Interface dataset entries |
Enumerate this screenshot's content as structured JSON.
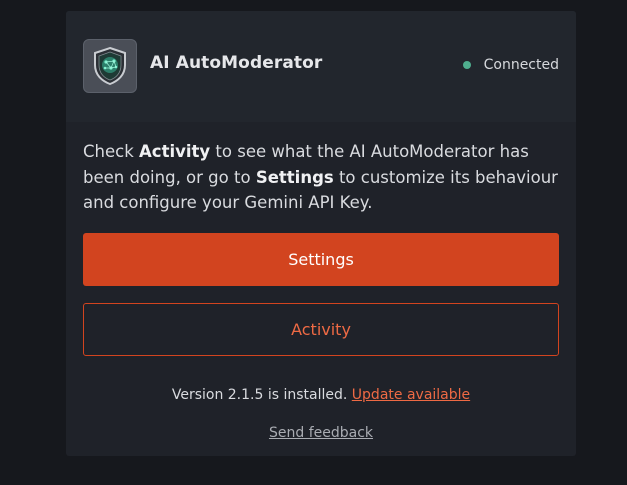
{
  "app": {
    "title": "AI AutoModerator",
    "logo_icon": "shield-brain-icon",
    "status_label": "Connected",
    "status_color": "#4fae8e"
  },
  "description": {
    "pre": "Check ",
    "activity_word": "Activity",
    "mid": " to see what the AI AutoModerator has been doing, or go to ",
    "settings_word": "Settings",
    "post": " to customize its behaviour and configure your Gemini API Key."
  },
  "buttons": {
    "settings_label": "Settings",
    "activity_label": "Activity"
  },
  "footer": {
    "version_text": "Version 2.1.5 is installed. ",
    "update_link": "Update available",
    "feedback_link": "Send feedback"
  },
  "colors": {
    "accent": "#d2441f",
    "accent_text": "#ee6a44",
    "background": "#16181d",
    "panel": "#1f2229"
  }
}
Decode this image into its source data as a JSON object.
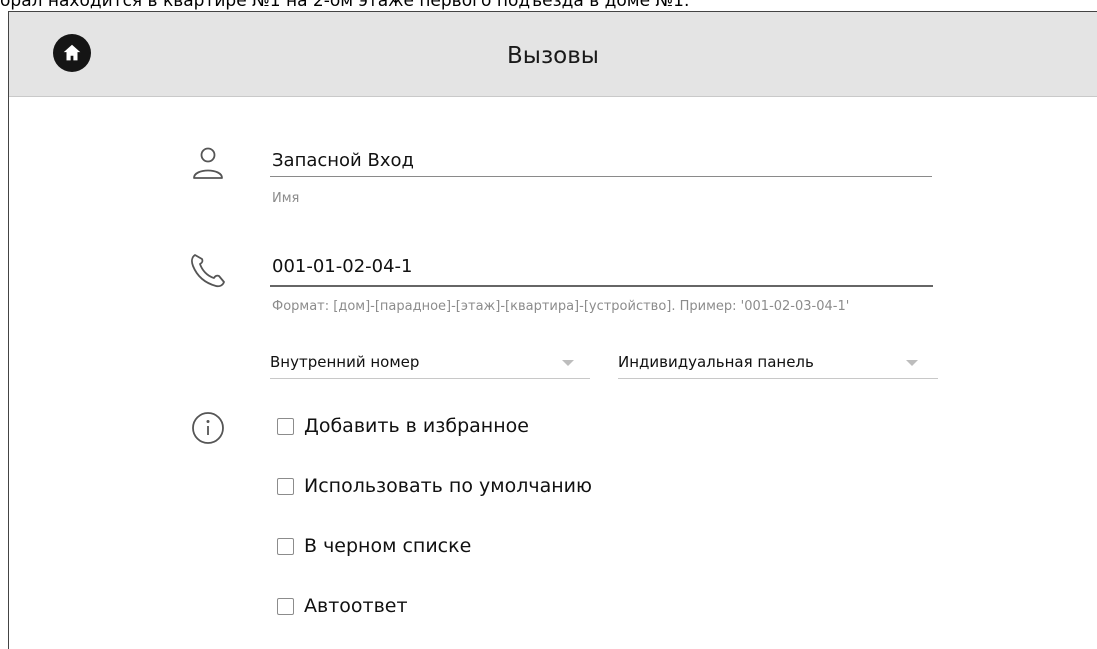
{
  "caption": "орал находится в квартире №1 на 2-ом этаже первого подъезда в доме №1.",
  "header": {
    "title": "Вызовы"
  },
  "name_field": {
    "value": "Запасной Вход",
    "hint": "Имя"
  },
  "number_field": {
    "value": "001-01-02-04-1",
    "hint": "Формат: [дом]-[парадное]-[этаж]-[квартира]-[устройство]. Пример: '001-02-03-04-1'"
  },
  "selects": {
    "number_type": "Внутренний номер",
    "device_type": "Индивидуальная панель"
  },
  "options": [
    {
      "label": "Добавить в избранное",
      "checked": false
    },
    {
      "label": "Использовать по умолчанию",
      "checked": false
    },
    {
      "label": "В черном списке",
      "checked": false
    },
    {
      "label": "Автоответ",
      "checked": false
    }
  ],
  "icons": {
    "home": "home-icon",
    "person": "person-icon",
    "phone": "phone-icon",
    "info": "info-icon"
  },
  "colors": {
    "header_bg": "#e4e4e4",
    "home_button": "#151515",
    "hint": "#8c8c8c"
  }
}
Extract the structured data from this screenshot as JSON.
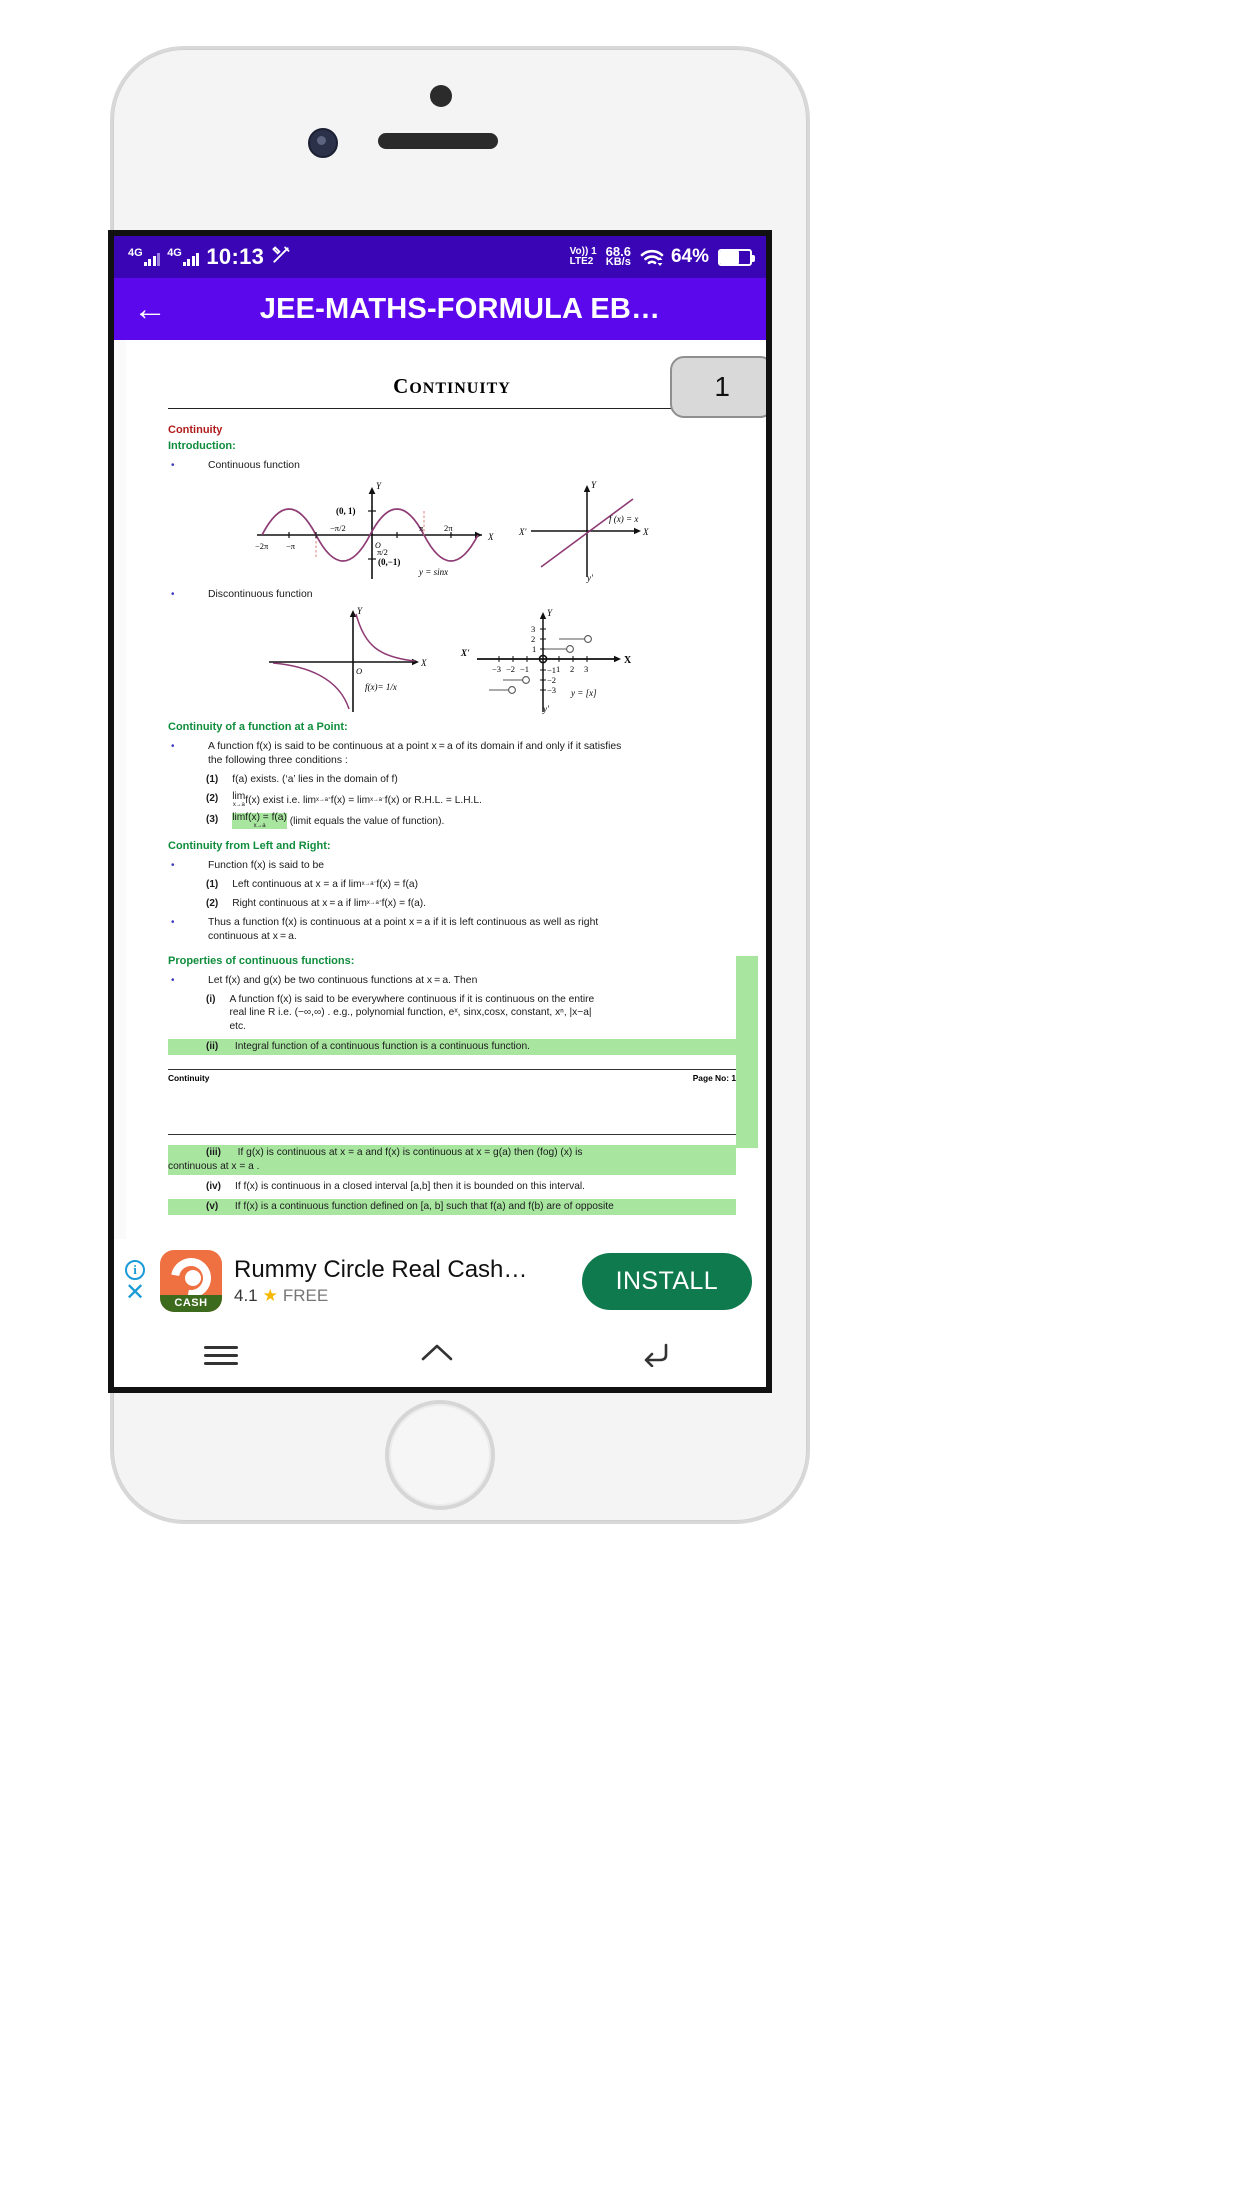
{
  "status_bar": {
    "network_label_1": "4G",
    "network_label_2": "4G",
    "time": "10:13",
    "tools_icon": "tools-icon",
    "volte_line1": "Vo)) 1",
    "volte_line2": "LTE2",
    "data_rate_value": "68.6",
    "data_rate_unit": "KB/s",
    "wifi_icon": "wifi-icon",
    "battery_percent": "64%",
    "battery_icon": "battery-icon"
  },
  "app_bar": {
    "back_icon": "back-arrow-icon",
    "title": "JEE-MATHS-FORMULA EB…"
  },
  "viewer": {
    "page_badge": "1"
  },
  "document": {
    "heading": "CONTINUITY",
    "heading_first": "C",
    "heading_rest": "ONTINUITY",
    "section_continuity": "Continuity",
    "section_introduction": "Introduction:",
    "bullet_continuous": "Continuous function",
    "bullet_discontinuous": "Discontinuous function",
    "graphs": {
      "sine": {
        "axis_x": "X",
        "axis_y": "Y",
        "origin": "O",
        "label_point_top": "(0, 1)",
        "label_point_bottom": "(0,−1)",
        "tick_neg_2pi": "−2π",
        "tick_neg_pi": "−π",
        "tick_neg_pi_2": "−π/2",
        "tick_pi_2": "π/2",
        "tick_pi": "π",
        "tick_2pi": "2π",
        "curve_label": "y = sinx"
      },
      "identity": {
        "axis_x": "X",
        "axis_x_neg": "X'",
        "axis_y": "Y",
        "axis_y_neg": "y'",
        "curve_label": "f (x) = x"
      },
      "reciprocal": {
        "axis_x": "X",
        "axis_y": "Y",
        "origin": "O",
        "curve_label": "f(x)= 1/x"
      },
      "floor": {
        "axis_x": "X",
        "axis_x_neg": "X'",
        "axis_y": "Y",
        "axis_y_neg": "y'",
        "origin": "O",
        "y_ticks": [
          "3",
          "2",
          "1",
          "−1",
          "−2",
          "−3"
        ],
        "x_ticks": [
          "−3",
          "−2",
          "−1",
          "1",
          "2",
          "3"
        ],
        "curve_label": "y = [x]"
      }
    },
    "heading_point": "Continuity of a function at a Point:",
    "point_intro_a": "A function  f(x)  is said to be continuous at a point  x = a  of its domain if and only if it satisfies",
    "point_intro_b": "the following three conditions :",
    "point_1_num": "(1)",
    "point_1_text": "f(a)  exists. (‘a’ lies in the domain of f)",
    "point_2_num": "(2)",
    "point_2_text_a": "lim",
    "point_2_sub_a": "x→a",
    "point_2_text_b": "f(x)  exist i.e.  lim",
    "point_2_sub_b": "x→a⁺",
    "point_2_text_c": "f(x) = lim",
    "point_2_sub_c": "x→a⁻",
    "point_2_text_d": "f(x) or R.H.L. = L.H.L.",
    "point_3_num": "(3)",
    "point_3_hl": "limf(x) = f(a)",
    "point_3_sub": "x→a",
    "point_3_text": "(limit equals the value of function).",
    "heading_left_right": "Continuity from Left and Right:",
    "lr_intro": "Function  f(x)  is said to be",
    "lr_1_num": "(1)",
    "lr_1_text_a": "Left continuous at x = a if  lim",
    "lr_1_sub": "x→a⁻",
    "lr_1_text_b": "f(x) = f(a)",
    "lr_2_num": "(2)",
    "lr_2_text_a": "Right continuous at  x = a  if  lim",
    "lr_2_sub": "x→a⁺",
    "lr_2_text_b": "f(x) = f(a).",
    "lr_thus_a": "Thus a function  f(x)  is continuous at a point  x = a  if it is left continuous as well as right",
    "lr_thus_b": "continuous at  x = a.",
    "heading_properties": "Properties of continuous functions:",
    "prop_intro": "Let  f(x)  and  g(x)  be two continuous functions at  x = a. Then",
    "prop_i_num": "(i)",
    "prop_i_text_a": "A function  f(x)  is said to be everywhere continuous if it is continuous on the entire",
    "prop_i_text_b": "real line R i.e. (−∞,∞) . e.g., polynomial function, eˣ, sinx,cosx, constant, xⁿ,  |x−a|",
    "prop_i_text_c": "etc.",
    "prop_ii_num": "(ii)",
    "prop_ii_text": "Integral function of a continuous function is a continuous function.",
    "footer_left": "Continuity",
    "footer_right": "Page No: 1",
    "prop_iii_num": "(iii)",
    "prop_iii_text_a": "If g(x) is continuous at x = a   and f(x) is continuous at x = g(a)   then (fog) (x) is",
    "prop_iii_text_b": "continuous at x = a .",
    "prop_iv_num": "(iv)",
    "prop_iv_text": "If f(x) is continuous in a closed interval [a,b] then it is bounded on this interval.",
    "prop_v_num": "(v)",
    "prop_v_text": "If f(x) is a continuous function defined on [a, b] such that f(a) and f(b) are of opposite"
  },
  "ad": {
    "info_icon": "info-icon",
    "close_icon": "close-icon",
    "app_icon_label": "CASH",
    "title": "Rummy Circle Real Cash…",
    "rating": "4.1",
    "star_icon": "star-icon",
    "price": "FREE",
    "install_label": "INSTALL"
  },
  "nav_bar": {
    "menu_icon": "menu-icon",
    "home_icon": "home-icon",
    "back_icon": "back-icon"
  },
  "colors": {
    "statusbar": "#3a05b5",
    "appbar": "#5c08ec",
    "highlight": "#a8e6a0",
    "heading_green": "#0f8d3c",
    "heading_red": "#b01c1c",
    "install_green": "#0f7a4e"
  }
}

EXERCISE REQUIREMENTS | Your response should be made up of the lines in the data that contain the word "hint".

SOLUTION TO THIS EXERCISE |
    "hint": "Имя"
    "hint": "Формат: [дом]-[парадное]-[этаж]-[квартира]-[устройство]. Пример: '001-02-03-04-1'"
    "hint": "#8c8c8c"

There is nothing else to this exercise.